The EU Green Deal and inland waterways transport
Published: December 17, 2019
On 11 December 2019, the European Commission presented The European Green Deal – a roadmap for making the EU’s economy sustainable by turning climate and environmental challenges into opportunities across all policy areas and making the transition just and inclusive for all.
The European Green Deal resets the Commission’s commitment to tackling climate and environmental-related challenges. The Commission notes the planet is warming and the climate is changing with each passing year. The European Green Deal is formulated as a response to these challenges.
It is a new growth strategy that aims to transform the EU into a fair and prosperous society, with a modern, resource-efficient and competitive economy where there are no net emissions of greenhouse gases in 2050 and where economic growth is decoupled from resource use.
The European Green Deal covers all sectors of the economy, notably transport, energy, agriculture, buildings, and industries such as steel, cement, ICT, textiles and chemicals.
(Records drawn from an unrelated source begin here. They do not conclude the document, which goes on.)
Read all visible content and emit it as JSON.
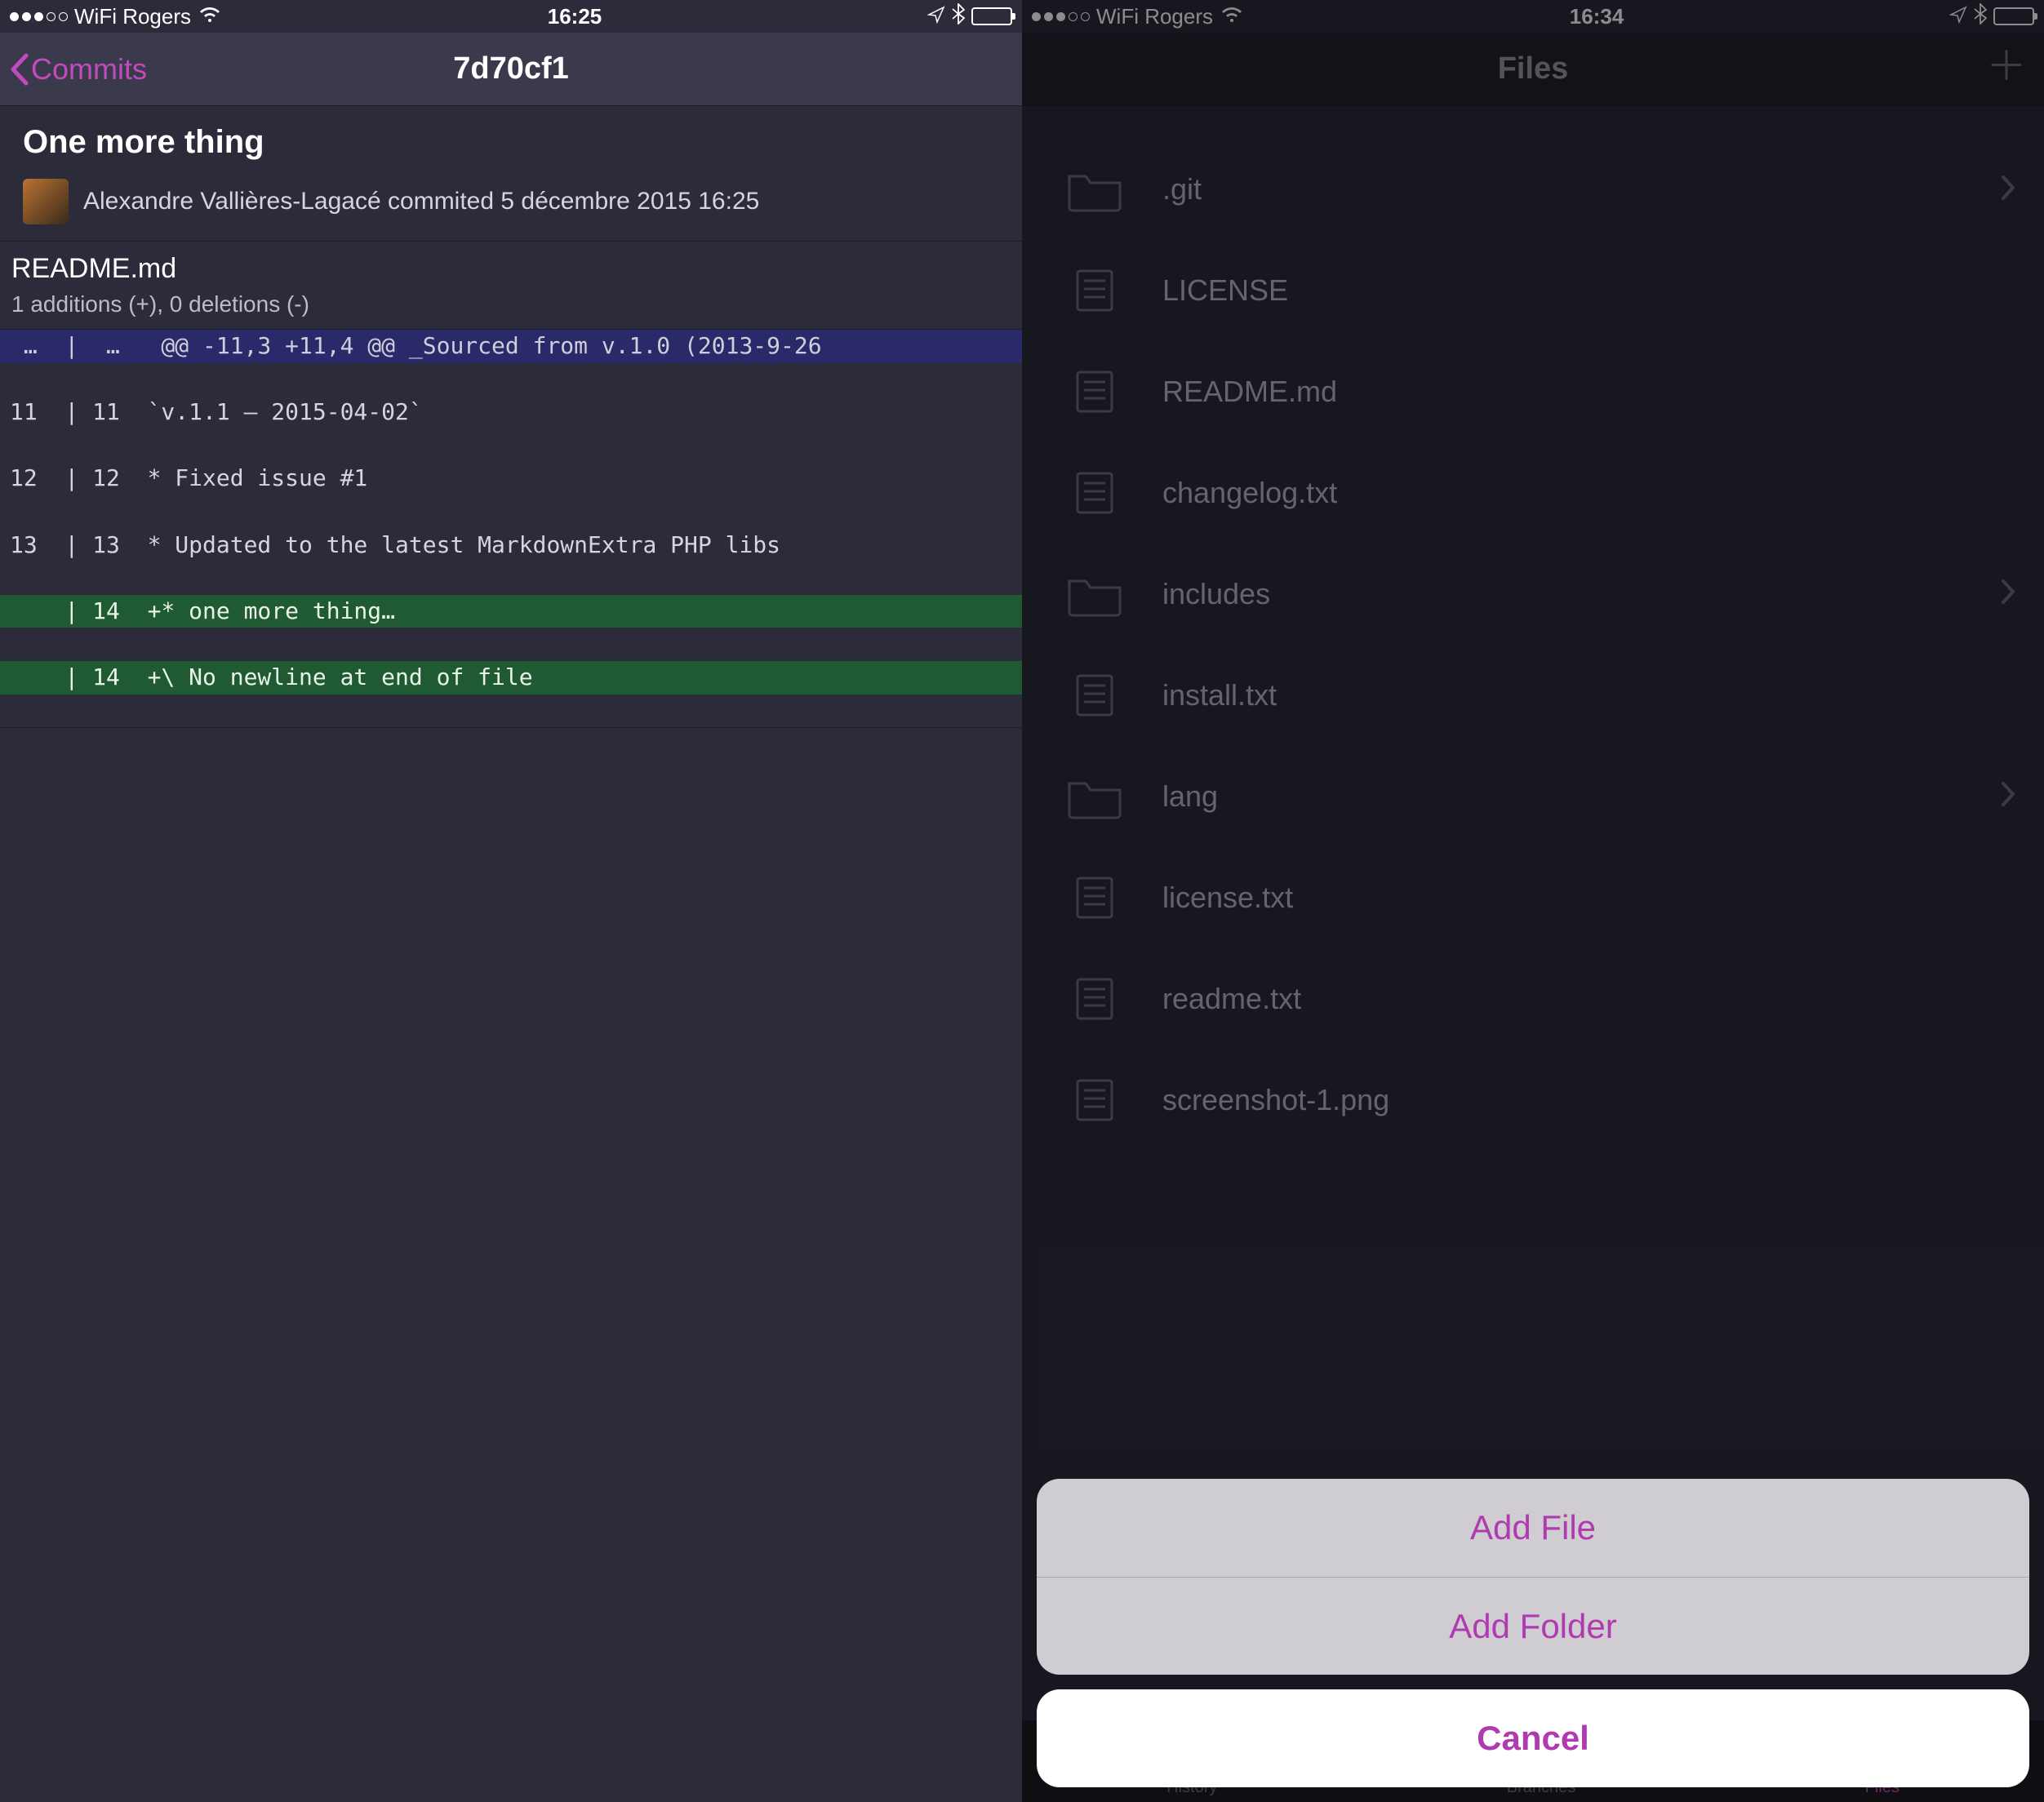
{
  "left": {
    "status": {
      "carrier": "WiFi Rogers",
      "time": "16:25"
    },
    "nav": {
      "back_label": "Commits",
      "title": "7d70cf1"
    },
    "commit": {
      "message": "One more thing",
      "author": "Alexandre Vallières-Lagacé",
      "action": "commited",
      "date": "5 décembre 2015 16:25"
    },
    "file": {
      "name": "README.md",
      "stats": "1 additions (+), 0 deletions (-)"
    },
    "diff": [
      {
        "kind": "hunk",
        "old": "…",
        "new": "…",
        "text": "@@ -11,3 +11,4 @@ _Sourced from v.1.0 (2013-9-26"
      },
      {
        "kind": "ctx",
        "old": "11",
        "new": "11",
        "text": "`v.1.1 — 2015-04-02`"
      },
      {
        "kind": "ctx",
        "old": "12",
        "new": "12",
        "text": "* Fixed issue #1"
      },
      {
        "kind": "ctx",
        "old": "13",
        "new": "13",
        "text": "* Updated to the latest MarkdownExtra PHP libs"
      },
      {
        "kind": "add",
        "old": "",
        "new": "14",
        "text": "+* one more thing…"
      },
      {
        "kind": "add",
        "old": "",
        "new": "14",
        "text": "+\\ No newline at end of file"
      }
    ]
  },
  "right": {
    "status": {
      "carrier": "WiFi Rogers",
      "time": "16:34"
    },
    "nav": {
      "title": "Files"
    },
    "files": [
      {
        "name": ".git",
        "type": "folder",
        "disclosure": true
      },
      {
        "name": "LICENSE",
        "type": "file",
        "disclosure": false
      },
      {
        "name": "README.md",
        "type": "file",
        "disclosure": false
      },
      {
        "name": "changelog.txt",
        "type": "file",
        "disclosure": false
      },
      {
        "name": "includes",
        "type": "folder",
        "disclosure": true
      },
      {
        "name": "install.txt",
        "type": "file",
        "disclosure": false
      },
      {
        "name": "lang",
        "type": "folder",
        "disclosure": true
      },
      {
        "name": "license.txt",
        "type": "file",
        "disclosure": false
      },
      {
        "name": "readme.txt",
        "type": "file",
        "disclosure": false
      },
      {
        "name": "screenshot-1.png",
        "type": "file",
        "disclosure": false
      }
    ],
    "tabs": [
      {
        "label": "History",
        "active": false
      },
      {
        "label": "Branches",
        "active": false
      },
      {
        "label": "Files",
        "active": true
      }
    ],
    "action_sheet": {
      "options": [
        "Add File",
        "Add Folder"
      ],
      "cancel": "Cancel"
    }
  },
  "colors": {
    "accent": "#c14bbd"
  }
}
With regard to emissions, a 90% reduction in transport emissions is needed by 2050 to achieve climate neutrality and all transport modes including inland shipping will have to contribute to the reduction. Fossil-fuel subsidies should end. As a matter of priority, a substantial part of the 75% of inland freight carried today by road should shift onto rail and inland waterways.
As planned further measures, the Commission will
- propose a Climate Law in March 2020
- adopt a strategy on climate change adaptation in 2020 or 2021
- adopt a strategy for sustainable and smart mobility in 2020
- propose by 2021 measures to manage better, and to increase the capacity of railways and inland waterways
- also review the Alternative Fuels Infrastructure Directive and the TEN-T Regulation to accelerate the deployment of zero- and low-emission vehicles and vessels
Meeting the objectives of the European Green Deal will require significant investment. Achieving the current 2030 climate and energy targets is estimated to require €260 billion of additional annual investment, representing about 1.5% of 2018 GDP. This investment will need the mobilisation of the public and private sectors. The Commission will present in early 2020 a Sustainable Europe Investment Plan to help meet investment needs.